Military academies invariably use virtue language in their cadet training literature. VMI and Norwich University assert that their cadets are “men and women of honor and integrity.” The Cadet Handbook of Norwich University contains these words from Thomas Jefferson: “He who permits himself to tell a lie once finds it much easier to do it a second and third time, till at length it becomes habitual; he tells a lie without attending to it, and truths without the world believing it.” This language stresses the habitual excellence in thinking, feeling, and acting that cadets must cultivate. It is ubiquitous in training literature in military academies. Above all, cadet training seeks to instill good qualities of character.
Second, virtue is a matter of choice. When we repeatedly make the same kind of choice in the same situation, those choices develop into habits. If those habits are good, they will shape future choices toward what is good. But if the habits are bad, they, too, will shape future choices accordingly.
No matter how deeply ingrained our habits might be, though, virtue theory reminds us that we can always step back, think carefully, and make different choices. Habits can be changed. Right now, we have an opportunity to rethink our collective culture relative to race and make choices that eradicate racial hostility. We can choose to cultivate a variety of virtues that will lead to greater racial tolerance at military academies.
The virtue of honesty will lead us to tell the truth: all people should be equally welcome to pursue military training and careers. The virtue of tolerance will lead us to accept difference with hospitality: racial difference should be welcomed, not resisted, in military training. The virtue of courage will lead us to face fear and act well: we can challenge institutional and individual instances of racial hostility, even if doing so is unpopular.

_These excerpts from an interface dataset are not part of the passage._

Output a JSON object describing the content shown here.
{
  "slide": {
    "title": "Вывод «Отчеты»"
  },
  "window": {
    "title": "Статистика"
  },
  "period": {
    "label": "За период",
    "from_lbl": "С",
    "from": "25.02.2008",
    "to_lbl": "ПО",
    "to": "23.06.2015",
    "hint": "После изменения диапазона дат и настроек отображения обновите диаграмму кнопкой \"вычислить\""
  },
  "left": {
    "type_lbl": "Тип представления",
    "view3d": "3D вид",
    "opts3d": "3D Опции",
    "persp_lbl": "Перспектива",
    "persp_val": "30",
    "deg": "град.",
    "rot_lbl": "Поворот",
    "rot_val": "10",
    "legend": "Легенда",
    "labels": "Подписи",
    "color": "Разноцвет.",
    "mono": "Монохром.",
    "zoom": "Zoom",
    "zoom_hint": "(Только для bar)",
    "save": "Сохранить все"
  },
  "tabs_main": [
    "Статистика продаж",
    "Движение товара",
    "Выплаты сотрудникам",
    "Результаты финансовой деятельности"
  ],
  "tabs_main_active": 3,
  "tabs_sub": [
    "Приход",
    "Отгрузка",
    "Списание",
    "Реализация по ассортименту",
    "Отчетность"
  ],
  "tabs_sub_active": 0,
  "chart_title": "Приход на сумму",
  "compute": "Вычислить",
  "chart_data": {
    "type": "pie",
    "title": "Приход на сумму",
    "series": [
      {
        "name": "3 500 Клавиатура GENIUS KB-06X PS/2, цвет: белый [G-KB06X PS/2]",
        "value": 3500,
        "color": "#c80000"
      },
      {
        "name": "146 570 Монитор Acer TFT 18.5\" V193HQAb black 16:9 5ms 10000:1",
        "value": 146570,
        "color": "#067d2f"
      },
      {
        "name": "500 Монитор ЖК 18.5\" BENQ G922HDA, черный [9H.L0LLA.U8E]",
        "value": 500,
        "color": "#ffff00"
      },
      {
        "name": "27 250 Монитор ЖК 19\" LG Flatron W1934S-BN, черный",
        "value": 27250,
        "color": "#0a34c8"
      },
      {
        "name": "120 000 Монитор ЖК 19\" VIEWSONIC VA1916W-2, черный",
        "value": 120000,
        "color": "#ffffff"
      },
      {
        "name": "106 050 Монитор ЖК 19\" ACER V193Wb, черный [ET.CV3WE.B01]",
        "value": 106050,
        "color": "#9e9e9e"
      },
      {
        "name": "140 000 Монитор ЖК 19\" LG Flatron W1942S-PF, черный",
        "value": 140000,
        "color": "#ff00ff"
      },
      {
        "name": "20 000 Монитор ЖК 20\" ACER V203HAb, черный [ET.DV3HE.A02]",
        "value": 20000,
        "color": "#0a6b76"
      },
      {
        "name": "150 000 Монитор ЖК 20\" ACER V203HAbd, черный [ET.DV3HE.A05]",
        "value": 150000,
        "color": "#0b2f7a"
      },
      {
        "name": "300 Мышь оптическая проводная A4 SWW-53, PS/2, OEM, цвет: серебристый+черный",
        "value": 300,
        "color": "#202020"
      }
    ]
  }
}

The language of virtue is familiar to military culture. It can give us tools to defeat the scourge of racism in our academies, if we are ready and willing to use it. As Aristotle would say, the choice is ours.
Aristotle. “Nicomachean Ethics.” In The Basic Works of Aristotle, edited by Richard McKeon, translated by W.D. Ross. New York: Modern Library, 2001.
– Daniel A. Morris is an assistant professor in the philosophy program at Norwich University. His training and scholarship focus on religion, ethics and American society.